German–Turkish relations, which have a long history and generally unrecognized depth, have rarely been examined as mutually formative processes. Isolated instances of influence have been examined in detail, but the historical and still ongoing processes of mutual interaction have rarely been seriously considered. The ruling assumption has been that Germany may have an impact on Turkey, but not the other way around.
Religion, Identity and Politics examines this mutual interaction, specifically with regard to religious identities and institutions. It opposes the commonly held assumption that Europe is the abode of secularism and enlightenment, while the lands of Islam are the realm of backwardness and fundamentalism. Both historically and contemporarily, Germany has treated religion as a core aspect of communal and civilizational identity and framed its institutions accordingly; the book explores how there has been, and continues to be, a mutual exchange in this regard between Germany and both the Ottoman Empire and modern Turkey.
The authors show that the definition of identity and regulation of communities have been explicitly based on religion until the early and since the late twentieth century; the period in between– the age of secular nationalism– which has always been treated as the norm, now appears more clearly as an exception. This book will be of interest to students and scholars of sociology, politics, history and religion.
Table of Contents
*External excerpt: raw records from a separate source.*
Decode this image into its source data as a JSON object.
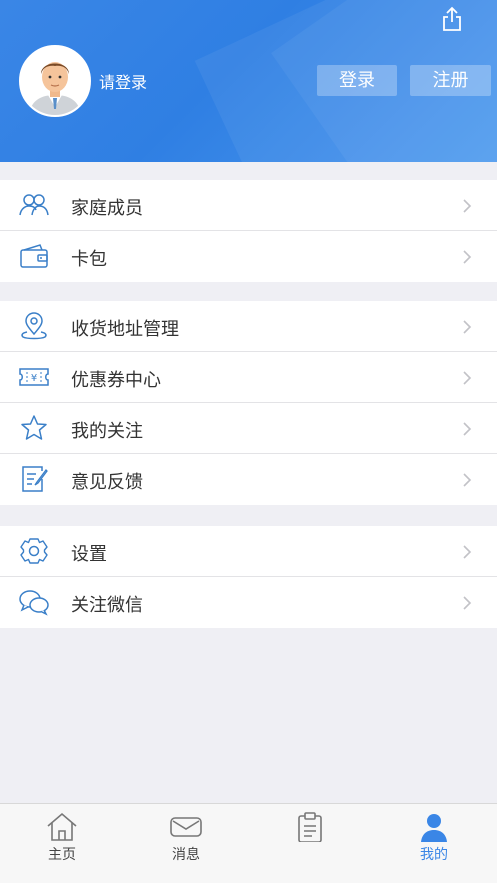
{
  "header": {
    "login_hint": "请登录",
    "login_button": "登录",
    "register_button": "注册"
  },
  "menu_groups": [
    {
      "items": [
        {
          "label": "家庭成员",
          "icon": "family-icon"
        },
        {
          "label": "卡包",
          "icon": "wallet-icon"
        }
      ]
    },
    {
      "items": [
        {
          "label": "收货地址管理",
          "icon": "location-icon"
        },
        {
          "label": "优惠券中心",
          "icon": "coupon-icon"
        },
        {
          "label": "我的关注",
          "icon": "star-icon"
        },
        {
          "label": "意见反馈",
          "icon": "feedback-icon"
        }
      ]
    },
    {
      "items": [
        {
          "label": "设置",
          "icon": "settings-icon"
        },
        {
          "label": "关注微信",
          "icon": "wechat-icon"
        }
      ]
    }
  ],
  "tabbar": {
    "tabs": [
      {
        "label": "主页",
        "icon": "home-icon"
      },
      {
        "label": "消息",
        "icon": "message-icon"
      },
      {
        "label": "",
        "icon": "clipboard-icon"
      },
      {
        "label": "我的",
        "icon": "person-icon"
      }
    ]
  },
  "colors": {
    "brand_blue": "#3a86e6",
    "icon_blue": "#3a7fc8"
  }
}
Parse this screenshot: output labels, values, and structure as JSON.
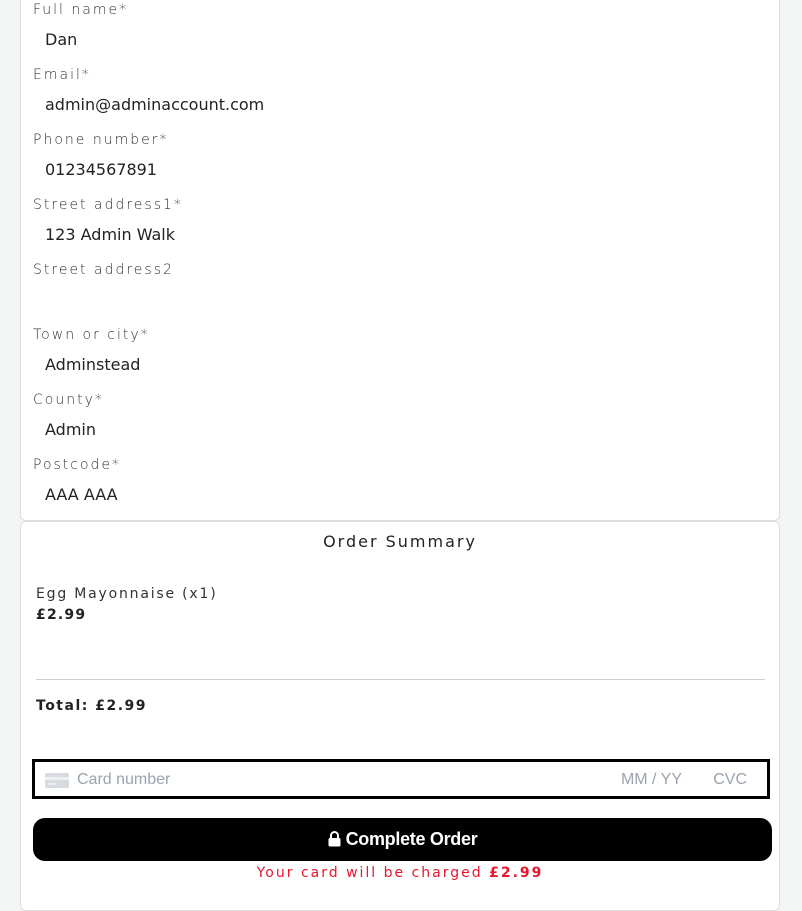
{
  "form": {
    "fields": [
      {
        "label": "Full name*",
        "value": "Dan"
      },
      {
        "label": "Email*",
        "value": "admin@adminaccount.com"
      },
      {
        "label": "Phone number*",
        "value": "01234567891"
      },
      {
        "label": "Street address1*",
        "value": "123 Admin Walk"
      },
      {
        "label": "Street address2",
        "value": ""
      },
      {
        "label": "Town or city*",
        "value": "Adminstead"
      },
      {
        "label": "County*",
        "value": "Admin"
      },
      {
        "label": "Postcode*",
        "value": "AAA AAA"
      }
    ]
  },
  "summary": {
    "title": "Order Summary",
    "item_name": "Egg Mayonnaise (x1)",
    "item_price": "£2.99",
    "total": "Total: £2.99"
  },
  "payment": {
    "card_number_placeholder": "Card number",
    "expiry_placeholder": "MM / YY",
    "cvc_placeholder": "CVC",
    "card_icon": "credit-card-icon",
    "button_label": "Complete Order",
    "button_icon": "lock-icon",
    "charge_text": "Your card will be charged",
    "charge_amount": "£2.99",
    "charge_color": "#e8152d"
  }
}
Introduction 1. The Ottoman Empire, Islam and the Emergence of German National Identity, 1789-1815 2. Political Religion and Autocracy: Wilhelm II’s Encounter with Ottoman Islam 3. "Holy War Made in Germany"? Ottoman Origins of the 1914 Jihad 4. "Our New and Great Cultural Missions in the Orient": German Faith-Based and Secular Missionary Activities in the Late Ottoman Empire 5. Immigrants’ Struggle for Recognition: Religion and Politics 6. Islam and Gender under Liberal-Secular Governance: The German-Islam Conference 7. Muslim Loyalty Put to the Test: The Reception of the Cartoon Controversy in Germany 8. German Anti-Discrimination Law: Accommodating Religious Pluralism or Conserving the Cultural Heritage? 9. The Legal Treatment of Religious Minorities: Non-Muslims in Turkey and Muslims in Germany 10. Religious Conversion and National Identity: Turkish Christians and German Muslims 11. Alevism as a Subject of Religious Instruction in Turkey and Germany 12. Religion on My Mind: Secularism, Christianity and European Identity. References
Haldun Gülalp is Professor of Political Science and Director of the Center for Global Studies at Yıldız Technical University, Istanbul, Turkey.
Günter Seufert is a senior researcher with the German Institute for International and Security Affairs (SWP) in Berlin.